One of Quebec’s natural treasures, which holds ancient evidence of the first global mass extinction of animal life on Earth, is now a UNESCO World Heritage Site.
Anticosti Island was officially recognized worldwide for its exceptional fossil assemblage by UNESCO’s World Heritage Committee in Saudi Arabia Tuesday morning.
The island is a massive stretch of rocky land that is located in the Gulf of St. Lawrence and is 17 times the size of the island of Montreal.
It is home to the most complete fossil record of marine life of Earth’s history between 447 and 437 million years ago — a period that was not yet represented on the UNESCO World Heritage list.
There are currently more than 1,440 known fossil species on Anticosti Island from that time period. They demonstrate changes in global climate and sea level that caused the extinction of almost all ocean life on the planet.

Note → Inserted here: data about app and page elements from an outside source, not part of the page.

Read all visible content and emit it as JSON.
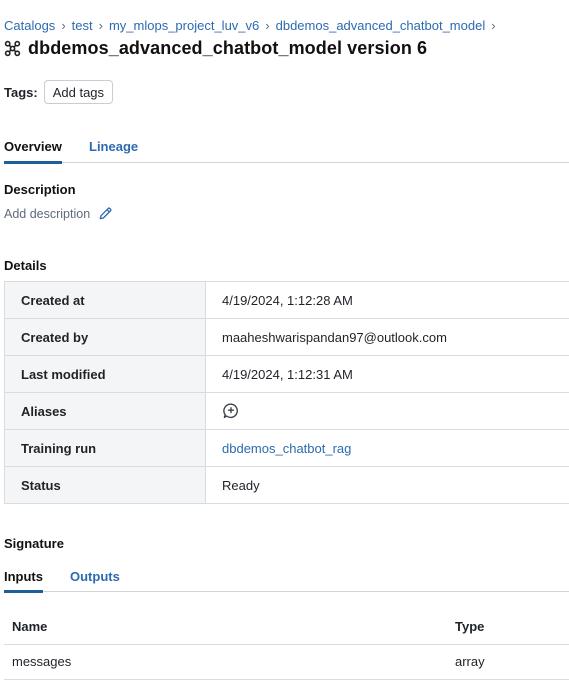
{
  "breadcrumb": {
    "items": [
      "Catalogs",
      "test",
      "my_mlops_project_luv_v6",
      "dbdemos_advanced_chatbot_model"
    ],
    "separator": "›"
  },
  "page": {
    "title": "dbdemos_advanced_chatbot_model version 6",
    "icon": "model-icon"
  },
  "tags": {
    "label": "Tags:",
    "add_button": "Add tags"
  },
  "tabs": {
    "overview": "Overview",
    "lineage": "Lineage",
    "active": "Overview"
  },
  "description": {
    "heading": "Description",
    "placeholder": "Add description",
    "edit_icon": "pencil-icon"
  },
  "details": {
    "heading": "Details",
    "rows": [
      {
        "key": "Created at",
        "value": "4/19/2024, 1:12:28 AM"
      },
      {
        "key": "Created by",
        "value": "maaheshwarispandan97@outlook.com"
      },
      {
        "key": "Last modified",
        "value": "4/19/2024, 1:12:31 AM"
      },
      {
        "key": "Aliases",
        "icon": "add-comment-icon"
      },
      {
        "key": "Training run",
        "value": "dbdemos_chatbot_rag"
      },
      {
        "key": "Status",
        "value": "Ready"
      }
    ]
  },
  "signature": {
    "heading": "Signature",
    "tabs": {
      "inputs": "Inputs",
      "outputs": "Outputs",
      "active": "Inputs"
    },
    "columns": [
      "Name",
      "Type"
    ],
    "rows": [
      {
        "name": "messages",
        "type": "array"
      }
    ]
  },
  "colors": {
    "link": "#2c6bb0",
    "active_tab_underline": "#1f5f99",
    "key_cell_bg": "#f4f5f6"
  }
}
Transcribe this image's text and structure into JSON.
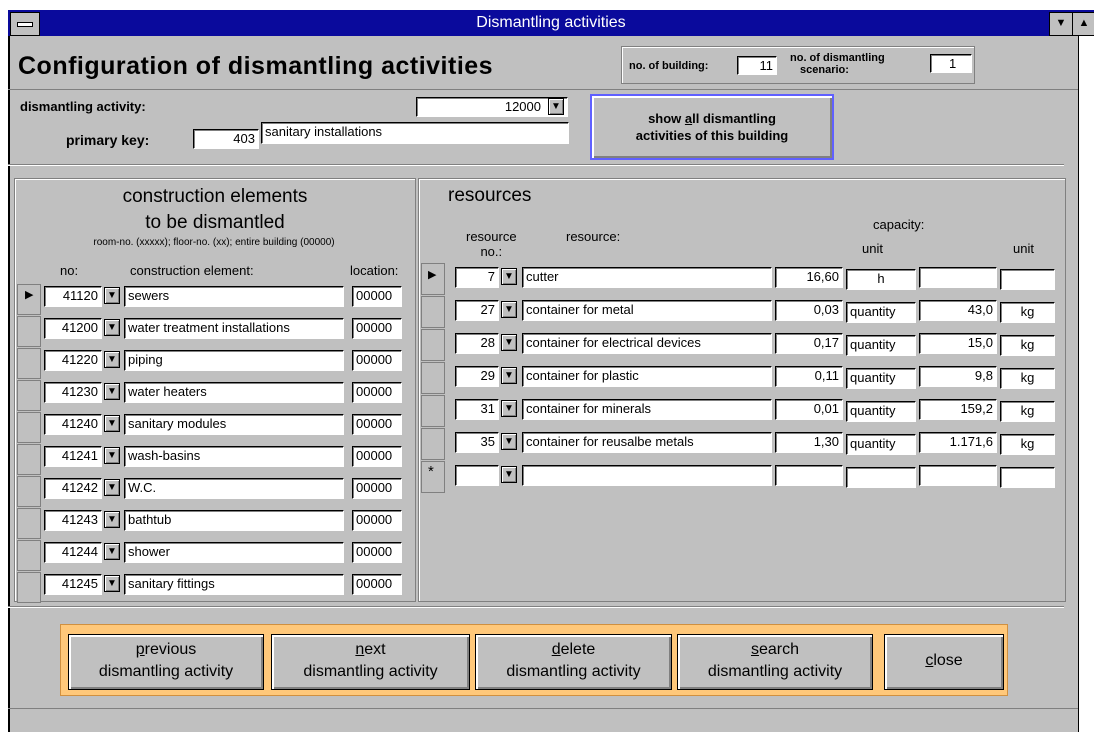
{
  "window": {
    "title": "Dismantling activities"
  },
  "header": {
    "heading": "Configuration of dismantling activities",
    "building_label": "no. of building:",
    "building_value": "11",
    "scenario_label_1": "no. of dismantling",
    "scenario_label_2": "scenario:",
    "scenario_value": "1"
  },
  "activity": {
    "label": "dismantling activity:",
    "code": "12000",
    "primary_key_label": "primary key:",
    "primary_key": "403",
    "name": "sanitary installations",
    "show_all_line1_pre": "show ",
    "show_all_line1_u": "a",
    "show_all_line1_post": "ll dismantling",
    "show_all_line2": "activities of this building"
  },
  "elements": {
    "title1": "construction elements",
    "title2": "to be dismantled",
    "hint": "room-no. (xxxxx); floor-no. (xx); entire building (00000)",
    "col_no": "no:",
    "col_element": "construction element:",
    "col_location": "location:",
    "rows": [
      {
        "no": "41120",
        "element": "sewers",
        "location": "00000"
      },
      {
        "no": "41200",
        "element": "water treatment installations",
        "location": "00000"
      },
      {
        "no": "41220",
        "element": "piping",
        "location": "00000"
      },
      {
        "no": "41230",
        "element": "water heaters",
        "location": "00000"
      },
      {
        "no": "41240",
        "element": "sanitary modules",
        "location": "00000"
      },
      {
        "no": "41241",
        "element": "wash-basins",
        "location": "00000"
      },
      {
        "no": "41242",
        "element": "W.C.",
        "location": "00000"
      },
      {
        "no": "41243",
        "element": "bathtub",
        "location": "00000"
      },
      {
        "no": "41244",
        "element": "shower",
        "location": "00000"
      },
      {
        "no": "41245",
        "element": "sanitary fittings",
        "location": "00000"
      }
    ]
  },
  "resources": {
    "title": "resources",
    "col_no_1": "resource",
    "col_no_2": "no.:",
    "col_resource": "resource:",
    "col_capacity": "capacity:",
    "col_unit1": "unit",
    "col_unit2": "unit",
    "new_marker": "*",
    "rows": [
      {
        "no": "7",
        "name": "cutter",
        "cap": "16,60",
        "unit": "h",
        "qty": "",
        "unit2": ""
      },
      {
        "no": "27",
        "name": "container for metal",
        "cap": "0,03",
        "unit": "quantity",
        "qty": "43,0",
        "unit2": "kg"
      },
      {
        "no": "28",
        "name": "container for electrical devices",
        "cap": "0,17",
        "unit": "quantity",
        "qty": "15,0",
        "unit2": "kg"
      },
      {
        "no": "29",
        "name": "container for plastic",
        "cap": "0,11",
        "unit": "quantity",
        "qty": "9,8",
        "unit2": "kg"
      },
      {
        "no": "31",
        "name": "container for minerals",
        "cap": "0,01",
        "unit": "quantity",
        "qty": "159,2",
        "unit2": "kg"
      },
      {
        "no": "35",
        "name": "container for reusalbe metals",
        "cap": "1,30",
        "unit": "quantity",
        "qty": "1.171,6",
        "unit2": "kg"
      }
    ]
  },
  "footer": {
    "prev_u": "p",
    "prev_rest": "revious",
    "prev_line2": "dismantling activity",
    "next_u": "n",
    "next_rest": "ext",
    "next_line2": "dismantling activity",
    "delete_u": "d",
    "delete_rest": "elete",
    "delete_line2": "dismantling activity",
    "search_u": "s",
    "search_rest": "earch",
    "search_line2": "dismantling activity",
    "close_u": "c",
    "close_rest": "lose"
  },
  "colors": {
    "titlebar": "#0a0a9c",
    "form": "#c0c0c0",
    "footer_panel": "#ffc87a"
  }
}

The island’s designation includes every fossil layer exposed along the coastline and some riverbeds.
“The site is protected from any development and industrial activity because it is entirely located within a network of strictly protected areas consisting of a proposed biodiversity reserve, a Quebec national park, and two ecological reserves,” a Parks Canada statement of the decision reads.
Anticosti Island, despite its size, is home to only 200 residents. It boasts an abundance of deer, deep canyons, large waterfalls and numerous caves. Its new prestigious status was a long time coming.

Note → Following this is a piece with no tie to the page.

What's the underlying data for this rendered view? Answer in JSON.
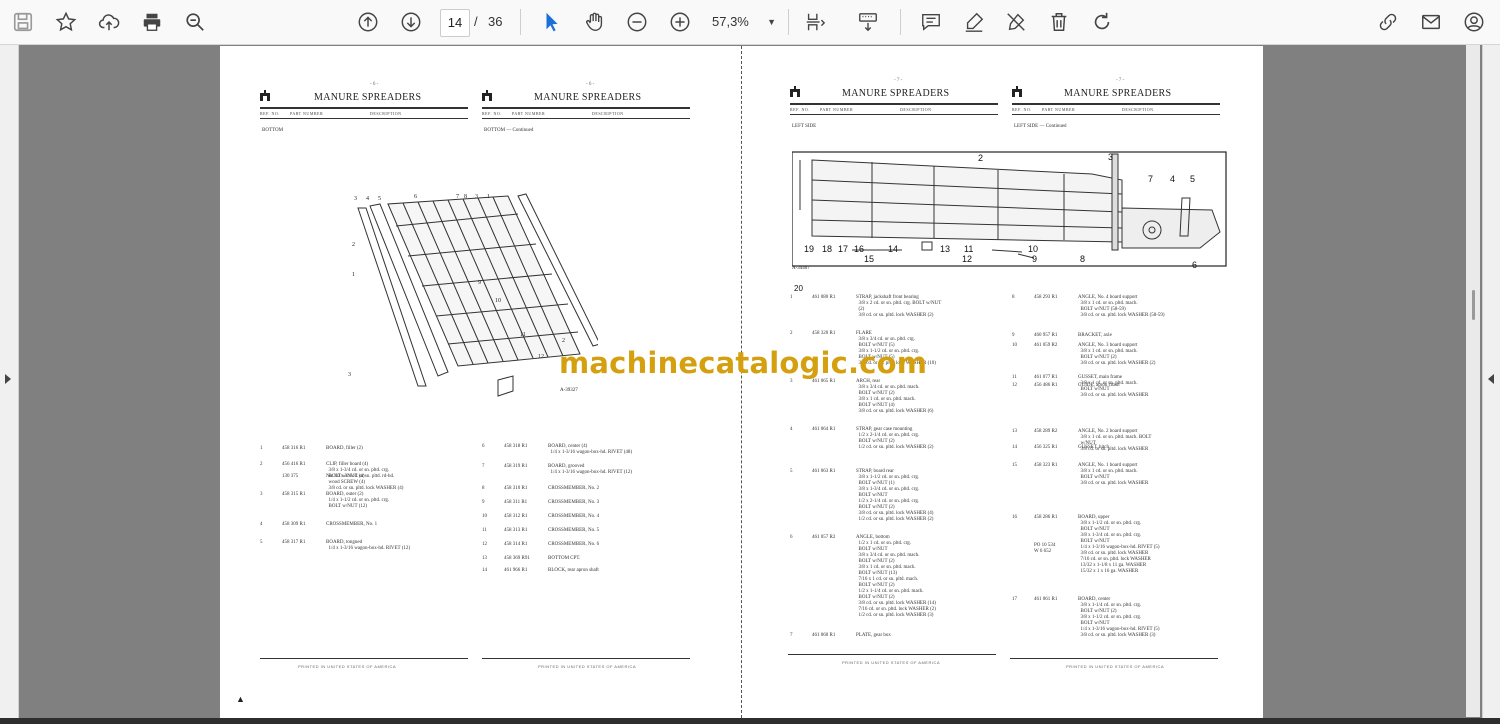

Local officials had been pushing for the island to be recognized as a way to encourage tourists to visit and ensure its environmental protection in the face of a heated debate over oil and gas exploration, which began in 2013.
The Quebec government officially banned drilling on the island in 2017.

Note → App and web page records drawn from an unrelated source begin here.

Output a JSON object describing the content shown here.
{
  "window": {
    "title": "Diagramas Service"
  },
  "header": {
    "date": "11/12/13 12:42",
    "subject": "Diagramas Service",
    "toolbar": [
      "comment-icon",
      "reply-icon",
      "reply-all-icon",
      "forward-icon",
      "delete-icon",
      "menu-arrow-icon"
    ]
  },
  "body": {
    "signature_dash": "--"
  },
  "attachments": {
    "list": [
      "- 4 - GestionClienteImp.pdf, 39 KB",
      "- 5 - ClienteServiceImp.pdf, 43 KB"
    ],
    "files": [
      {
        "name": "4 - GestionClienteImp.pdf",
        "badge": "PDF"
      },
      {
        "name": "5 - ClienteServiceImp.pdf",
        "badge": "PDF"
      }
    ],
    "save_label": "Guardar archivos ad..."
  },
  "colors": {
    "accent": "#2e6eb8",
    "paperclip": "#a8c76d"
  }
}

Anticosti Mayor Hélène Boulanger celebrated the designation in a statement Tuesday.
“This decision confirms that Anticosti Island is a unique place in the world, but above all, that it is essential to protect and showcase its exceptional jewels,” she wrote.
“Today marks the beginning of a great adventure for the people of Anticosti.”
Anticosti Island is now one of nearly 1,200 heritage sites around the world and the 22nd Canadian site to be added to the list.
While it’s ultimately up to Canada to ensure the conservation and management of Canadian sites inscribed on the list, UNESCO says independent international organizations will monitor the site to report on its management and protection.